--- Task instructions ---
Please return every line of the records below that contains the word "holiday".

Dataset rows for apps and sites
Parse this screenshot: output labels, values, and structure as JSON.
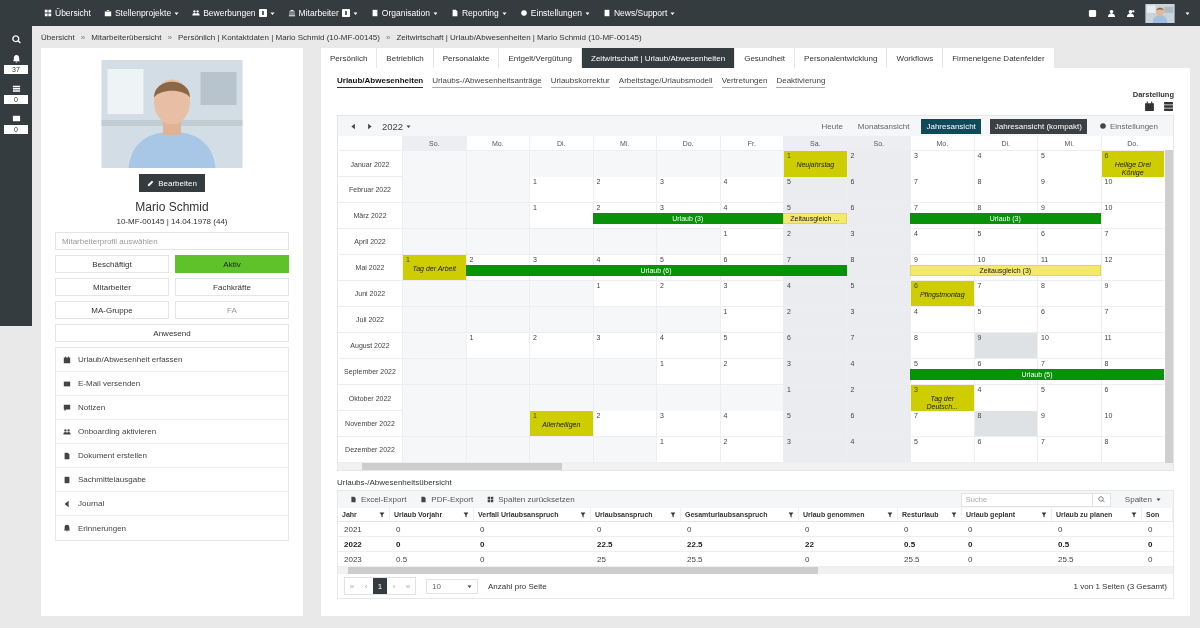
{
  "topbar": {
    "menu": [
      {
        "label": "Übersicht",
        "dropdown": false,
        "badge": false
      },
      {
        "label": "Stellenprojekte",
        "dropdown": true,
        "badge": false
      },
      {
        "label": "Bewerbungen",
        "dropdown": true,
        "badge": true
      },
      {
        "label": "Mitarbeiter",
        "dropdown": true,
        "badge": true
      },
      {
        "label": "Organisation",
        "dropdown": true,
        "badge": false
      },
      {
        "label": "Reporting",
        "dropdown": true,
        "badge": false
      },
      {
        "label": "Einstellungen",
        "dropdown": true,
        "badge": false
      },
      {
        "label": "News/Support",
        "dropdown": true,
        "badge": false
      }
    ]
  },
  "rail": [
    {
      "count": "37"
    },
    {
      "count": "0"
    },
    {
      "count": "0"
    }
  ],
  "breadcrumb": [
    {
      "label": "Übersicht"
    },
    {
      "label": "Mitarbeiterübersicht"
    },
    {
      "label": "Persönlich | Kontaktdaten | Mario Schmid (10-MF-00145)"
    },
    {
      "label": "Zeitwirtschaft | Urlaub/Abwesenheiten | Mario Schmid (10-MF-00145)"
    }
  ],
  "breadcrumb_separator": "»",
  "profile": {
    "edit_button": "Bearbeiten",
    "name": "Mario Schmid",
    "details": "10-MF-00145 | 14.04.1978 (44)",
    "profile_select": {
      "placeholder": "Mitarbeiterprofil auswählen"
    },
    "status": [
      {
        "label": "Beschäftigt",
        "kind": "plain"
      },
      {
        "label": "Aktiv",
        "kind": "active"
      },
      {
        "label": "Mitarbeiter",
        "kind": "plain"
      },
      {
        "label": "Fachkräfte",
        "kind": "plain"
      },
      {
        "label": "MA-Gruppe",
        "kind": "plain"
      },
      {
        "label": "FA",
        "kind": "muted"
      },
      {
        "label": "Anwesend",
        "kind": "wide"
      }
    ],
    "actions": [
      {
        "label": "Urlaub/Abwesenheit erfassen"
      },
      {
        "label": "E-Mail versenden"
      },
      {
        "label": "Notizen"
      },
      {
        "label": "Onboarding aktivieren"
      },
      {
        "label": "Dokument erstellen"
      },
      {
        "label": "Sachmittelausgabe"
      },
      {
        "label": "Journal"
      },
      {
        "label": "Erinnerungen"
      }
    ]
  },
  "tabs": [
    {
      "label": "Persönlich",
      "selected": false
    },
    {
      "label": "Betrieblich",
      "selected": false
    },
    {
      "label": "Personalakte",
      "selected": false
    },
    {
      "label": "Entgelt/Vergütung",
      "selected": false
    },
    {
      "label": "Zeitwirtschaft | Urlaub/Abwesenheiten",
      "selected": true
    },
    {
      "label": "Gesundheit",
      "selected": false
    },
    {
      "label": "Personalentwicklung",
      "selected": false
    },
    {
      "label": "Workflows",
      "selected": false
    },
    {
      "label": "Firmeneigene Datenfelder",
      "selected": false
    }
  ],
  "subtabs": [
    {
      "label": "Urlaub/Abwesenheiten",
      "selected": true
    },
    {
      "label": "Urlaubs-/Abwesenheitsanträge",
      "selected": false
    },
    {
      "label": "Urlaubskorrektur",
      "selected": false
    },
    {
      "label": "Arbeitstage/Urlaubsmodell",
      "selected": false
    },
    {
      "label": "Vertretungen",
      "selected": false
    },
    {
      "label": "Deaktivierung",
      "selected": false
    }
  ],
  "display": {
    "label": "Darstellung"
  },
  "calendar": {
    "year": "2022",
    "views": [
      {
        "label": "Heute",
        "kind": "text",
        "selected": false
      },
      {
        "label": "Monatsansicht",
        "kind": "text",
        "selected": false
      },
      {
        "label": "Jahresansicht",
        "kind": "button",
        "selected": true
      },
      {
        "label": "Jahresansicht (kompakt)",
        "kind": "button",
        "selected": false
      }
    ],
    "settings": "Einstellungen",
    "weekdays": [
      {
        "label": "So.",
        "weekend": true
      },
      {
        "label": "Mo.",
        "weekend": false
      },
      {
        "label": "Di.",
        "weekend": false
      },
      {
        "label": "Mi.",
        "weekend": false
      },
      {
        "label": "Do.",
        "weekend": false
      },
      {
        "label": "Fr.",
        "weekend": false
      },
      {
        "label": "Sa.",
        "weekend": true
      },
      {
        "label": "So.",
        "weekend": true
      },
      {
        "label": "Mo.",
        "weekend": false
      },
      {
        "label": "Di.",
        "weekend": false
      },
      {
        "label": "Mi.",
        "weekend": false
      },
      {
        "label": "Do.",
        "weekend": false
      }
    ],
    "months": [
      {
        "label": "Januar 2022",
        "cells": [
          null,
          null,
          null,
          null,
          null,
          null,
          {
            "day": "1",
            "holiday": "Neujahrstag"
          },
          {
            "day": "2"
          },
          {
            "day": "3"
          },
          {
            "day": "4"
          },
          {
            "day": "5"
          },
          {
            "day": "6",
            "holiday": "Heilige Drei Könige"
          }
        ]
      },
      {
        "label": "Februar 2022",
        "cells": [
          null,
          null,
          {
            "day": "1"
          },
          {
            "day": "2"
          },
          {
            "day": "3"
          },
          {
            "day": "4"
          },
          {
            "day": "5"
          },
          {
            "day": "6"
          },
          {
            "day": "7"
          },
          {
            "day": "8"
          },
          {
            "day": "9"
          },
          {
            "day": "10"
          }
        ]
      },
      {
        "label": "März 2022",
        "cells": [
          null,
          null,
          {
            "day": "1"
          },
          {
            "day": "2",
            "bar": {
              "kind": "vacation",
              "label": "Urlaub (3)"
            }
          },
          {
            "day": "3",
            "bar": {
              "kind": "vacation"
            }
          },
          {
            "day": "4",
            "bar": {
              "kind": "vacation"
            }
          },
          {
            "day": "5",
            "bar": {
              "kind": "comp",
              "label": "Zeitausgleich ..."
            }
          },
          {
            "day": "6"
          },
          {
            "day": "7",
            "bar": {
              "kind": "vacation",
              "label": "Urlaub (3)"
            }
          },
          {
            "day": "8",
            "bar": {
              "kind": "vacation"
            }
          },
          {
            "day": "9",
            "bar": {
              "kind": "vacation"
            }
          },
          {
            "day": "10"
          }
        ]
      },
      {
        "label": "April 2022",
        "cells": [
          null,
          null,
          null,
          null,
          null,
          {
            "day": "1"
          },
          {
            "day": "2"
          },
          {
            "day": "3"
          },
          {
            "day": "4"
          },
          {
            "day": "5"
          },
          {
            "day": "6"
          },
          {
            "day": "7"
          }
        ]
      },
      {
        "label": "Mai 2022",
        "cells": [
          {
            "day": "1",
            "holiday": "Tag der Arbeit"
          },
          {
            "day": "2",
            "bar": {
              "kind": "vacation",
              "label": "Urlaub (6)"
            }
          },
          {
            "day": "3",
            "bar": {
              "kind": "vacation"
            }
          },
          {
            "day": "4",
            "bar": {
              "kind": "vacation"
            }
          },
          {
            "day": "5",
            "bar": {
              "kind": "vacation"
            }
          },
          {
            "day": "6",
            "bar": {
              "kind": "vacation"
            }
          },
          {
            "day": "7",
            "bar": {
              "kind": "vacation"
            }
          },
          {
            "day": "8"
          },
          {
            "day": "9",
            "bar": {
              "kind": "comp",
              "label": "Zeitausgleich (3)"
            }
          },
          {
            "day": "10",
            "bar": {
              "kind": "comp"
            }
          },
          {
            "day": "11",
            "bar": {
              "kind": "comp"
            }
          },
          {
            "day": "12"
          }
        ]
      },
      {
        "label": "Juni 2022",
        "cells": [
          null,
          null,
          null,
          {
            "day": "1"
          },
          {
            "day": "2"
          },
          {
            "day": "3"
          },
          {
            "day": "4"
          },
          {
            "day": "5"
          },
          {
            "day": "6",
            "holiday": "Pfingstmontag"
          },
          {
            "day": "7"
          },
          {
            "day": "8"
          },
          {
            "day": "9"
          }
        ]
      },
      {
        "label": "Juli 2022",
        "cells": [
          null,
          null,
          null,
          null,
          null,
          {
            "day": "1"
          },
          {
            "day": "2"
          },
          {
            "day": "3"
          },
          {
            "day": "4"
          },
          {
            "day": "5"
          },
          {
            "day": "6"
          },
          {
            "day": "7"
          }
        ]
      },
      {
        "label": "August 2022",
        "cells": [
          null,
          {
            "day": "1"
          },
          {
            "day": "2"
          },
          {
            "day": "3"
          },
          {
            "day": "4"
          },
          {
            "day": "5"
          },
          {
            "day": "6"
          },
          {
            "day": "7"
          },
          {
            "day": "8"
          },
          {
            "day": "9",
            "marked": true
          },
          {
            "day": "10"
          },
          {
            "day": "11"
          }
        ]
      },
      {
        "label": "September 2022",
        "cells": [
          null,
          null,
          null,
          null,
          {
            "day": "1"
          },
          {
            "day": "2"
          },
          {
            "day": "3"
          },
          {
            "day": "4"
          },
          {
            "day": "5",
            "bar": {
              "kind": "vacation",
              "label": "Urlaub (5)"
            }
          },
          {
            "day": "6",
            "bar": {
              "kind": "vacation"
            }
          },
          {
            "day": "7",
            "bar": {
              "kind": "vacation"
            }
          },
          {
            "day": "8",
            "bar": {
              "kind": "vacation"
            }
          }
        ]
      },
      {
        "label": "Oktober 2022",
        "cells": [
          null,
          null,
          null,
          null,
          null,
          null,
          {
            "day": "1"
          },
          {
            "day": "2"
          },
          {
            "day": "3",
            "holiday": "Tag der Deutsch..."
          },
          {
            "day": "4"
          },
          {
            "day": "5"
          },
          {
            "day": "6"
          }
        ]
      },
      {
        "label": "November 2022",
        "cells": [
          null,
          null,
          {
            "day": "1",
            "holiday": "Allerheiligen"
          },
          {
            "day": "2"
          },
          {
            "day": "3"
          },
          {
            "day": "4"
          },
          {
            "day": "5"
          },
          {
            "day": "6"
          },
          {
            "day": "7"
          },
          {
            "day": "8",
            "marked": true
          },
          {
            "day": "9"
          },
          {
            "day": "10"
          }
        ]
      },
      {
        "label": "Dezember 2022",
        "cells": [
          null,
          null,
          null,
          null,
          {
            "day": "1"
          },
          {
            "day": "2"
          },
          {
            "day": "3"
          },
          {
            "day": "4"
          },
          {
            "day": "5"
          },
          {
            "day": "6"
          },
          {
            "day": "7"
          },
          {
            "day": "8"
          }
        ]
      }
    ]
  },
  "overview": {
    "title": "Urlaubs-/Abwesenheitsübersicht",
    "toolbar": [
      {
        "label": "Excel-Export"
      },
      {
        "label": "PDF-Export"
      },
      {
        "label": "Spalten zurücksetzen"
      }
    ],
    "search": {
      "placeholder": "Suche"
    },
    "columns_button": "Spalten",
    "columns": [
      {
        "label": "Jahr",
        "filter": true
      },
      {
        "label": "Urlaub Vorjahr",
        "filter": true
      },
      {
        "label": "Verfall Urlaubsanspruch",
        "filter": true
      },
      {
        "label": "Urlaubsanspruch",
        "filter": true
      },
      {
        "label": "Gesamturlaubsanspruch",
        "filter": true
      },
      {
        "label": "Urlaub genommen",
        "filter": true
      },
      {
        "label": "Resturlaub",
        "filter": true
      },
      {
        "label": "Urlaub geplant",
        "filter": true
      },
      {
        "label": "Urlaub zu planen",
        "filter": true
      },
      {
        "label": "Son",
        "filter": false
      }
    ],
    "rows": [
      {
        "emphasized": false,
        "cells": [
          "2021",
          "0",
          "0",
          "0",
          "0",
          "0",
          "0",
          "0",
          "0",
          "0"
        ]
      },
      {
        "emphasized": true,
        "cells": [
          "2022",
          "0",
          "0",
          "22.5",
          "22.5",
          "22",
          "0.5",
          "0",
          "0.5",
          "0"
        ]
      },
      {
        "emphasized": false,
        "cells": [
          "2023",
          "0.5",
          "0",
          "25",
          "25.5",
          "0",
          "25.5",
          "0",
          "25.5",
          "0"
        ]
      }
    ],
    "pager": [
      {
        "label": "«",
        "selected": false,
        "disabled": true
      },
      {
        "label": "‹",
        "selected": false,
        "disabled": true
      },
      {
        "label": "1",
        "selected": true,
        "disabled": false
      },
      {
        "label": "›",
        "selected": false,
        "disabled": true
      },
      {
        "label": "»",
        "selected": false,
        "disabled": true
      }
    ],
    "page_size": "10",
    "page_size_label": "Anzahl pro Seite",
    "summary": "1 von 1 Seiten (3 Gesamt)"
  }
}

--- Answer for this exercise ---
            "holiday": "Neujahrstag"
            "holiday": "Heilige Drei Könige"
            "holiday": "Tag der Arbeit"
            "holiday": "Pfingstmontag"
            "holiday": "Tag der Deutsch..."
            "holiday": "Allerheiligen"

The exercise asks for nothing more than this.